### Assignment
Your answer is to be every line of the material that includes the string "value".

### Record excerpts
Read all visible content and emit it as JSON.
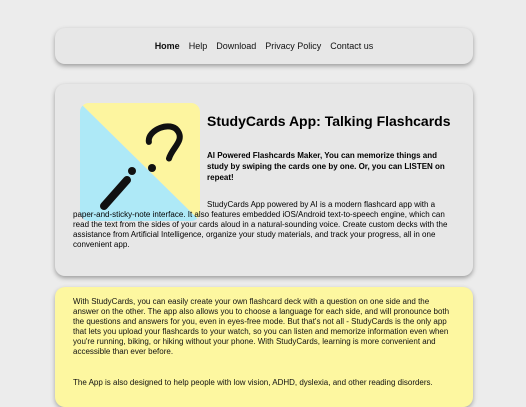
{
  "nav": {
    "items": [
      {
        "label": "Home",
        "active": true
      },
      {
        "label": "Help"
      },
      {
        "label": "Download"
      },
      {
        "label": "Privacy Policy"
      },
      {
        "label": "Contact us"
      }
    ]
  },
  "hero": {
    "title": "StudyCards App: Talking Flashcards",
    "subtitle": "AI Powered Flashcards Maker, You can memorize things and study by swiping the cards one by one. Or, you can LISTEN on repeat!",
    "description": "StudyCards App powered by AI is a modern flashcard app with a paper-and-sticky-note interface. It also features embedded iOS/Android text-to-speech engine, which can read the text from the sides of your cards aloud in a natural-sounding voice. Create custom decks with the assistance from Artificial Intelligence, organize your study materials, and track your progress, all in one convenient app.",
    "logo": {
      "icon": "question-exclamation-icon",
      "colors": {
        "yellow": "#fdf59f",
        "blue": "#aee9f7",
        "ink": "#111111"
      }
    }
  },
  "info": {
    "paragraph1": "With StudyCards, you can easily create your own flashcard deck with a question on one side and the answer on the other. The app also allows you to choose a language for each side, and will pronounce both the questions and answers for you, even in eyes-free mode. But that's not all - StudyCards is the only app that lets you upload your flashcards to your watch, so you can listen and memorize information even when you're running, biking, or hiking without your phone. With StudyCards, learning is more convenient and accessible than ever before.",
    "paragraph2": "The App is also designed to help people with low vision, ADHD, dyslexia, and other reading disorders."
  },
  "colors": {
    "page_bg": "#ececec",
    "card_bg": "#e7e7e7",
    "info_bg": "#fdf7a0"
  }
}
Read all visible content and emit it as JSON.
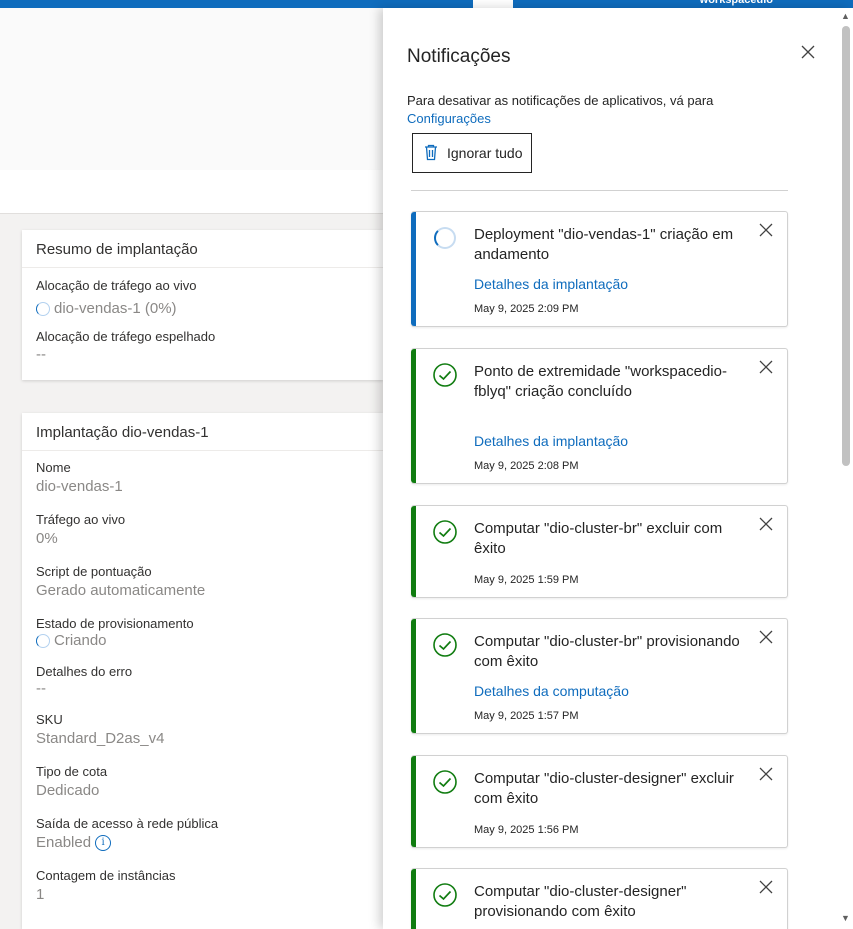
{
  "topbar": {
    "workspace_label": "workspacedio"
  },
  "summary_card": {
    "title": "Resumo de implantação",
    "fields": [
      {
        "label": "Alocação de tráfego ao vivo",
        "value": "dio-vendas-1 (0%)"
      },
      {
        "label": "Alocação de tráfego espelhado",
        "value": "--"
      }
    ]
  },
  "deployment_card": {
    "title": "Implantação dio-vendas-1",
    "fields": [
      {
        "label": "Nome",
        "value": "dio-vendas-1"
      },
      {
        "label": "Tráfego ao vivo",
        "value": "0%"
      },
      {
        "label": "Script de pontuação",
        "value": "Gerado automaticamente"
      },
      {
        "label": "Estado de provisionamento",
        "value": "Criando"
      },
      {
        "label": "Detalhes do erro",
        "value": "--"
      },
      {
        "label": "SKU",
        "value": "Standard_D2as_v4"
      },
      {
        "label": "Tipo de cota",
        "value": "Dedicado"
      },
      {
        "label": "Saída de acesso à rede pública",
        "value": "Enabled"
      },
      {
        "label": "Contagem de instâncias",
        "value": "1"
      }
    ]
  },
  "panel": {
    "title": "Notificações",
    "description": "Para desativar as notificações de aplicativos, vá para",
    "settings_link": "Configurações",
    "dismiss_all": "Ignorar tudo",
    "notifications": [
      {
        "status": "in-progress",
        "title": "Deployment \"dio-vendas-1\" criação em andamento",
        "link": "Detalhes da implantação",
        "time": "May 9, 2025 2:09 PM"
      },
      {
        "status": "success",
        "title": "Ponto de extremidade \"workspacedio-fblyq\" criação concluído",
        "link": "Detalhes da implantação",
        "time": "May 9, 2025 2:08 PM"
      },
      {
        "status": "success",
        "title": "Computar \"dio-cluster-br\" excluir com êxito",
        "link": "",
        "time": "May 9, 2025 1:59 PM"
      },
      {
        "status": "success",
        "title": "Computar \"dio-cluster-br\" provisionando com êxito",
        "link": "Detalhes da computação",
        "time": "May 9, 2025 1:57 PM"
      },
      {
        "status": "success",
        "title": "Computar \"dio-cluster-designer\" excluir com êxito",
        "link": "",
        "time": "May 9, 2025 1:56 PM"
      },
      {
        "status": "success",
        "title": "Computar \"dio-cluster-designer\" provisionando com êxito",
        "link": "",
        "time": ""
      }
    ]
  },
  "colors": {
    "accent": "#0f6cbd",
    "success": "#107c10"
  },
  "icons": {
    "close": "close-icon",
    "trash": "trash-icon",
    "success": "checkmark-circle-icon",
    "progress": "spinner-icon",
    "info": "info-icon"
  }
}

### Response to this task
        "value": "dio-vendas-1 (0%)"
        "value": "--"
        "value": "dio-vendas-1"
        "value": "0%"
        "value": "Gerado automaticamente"
        "value": "Criando"
        "value": "--"
        "value": "Standard_D2as_v4"
        "value": "Dedicado"
        "value": "Enabled"
        "value": "1"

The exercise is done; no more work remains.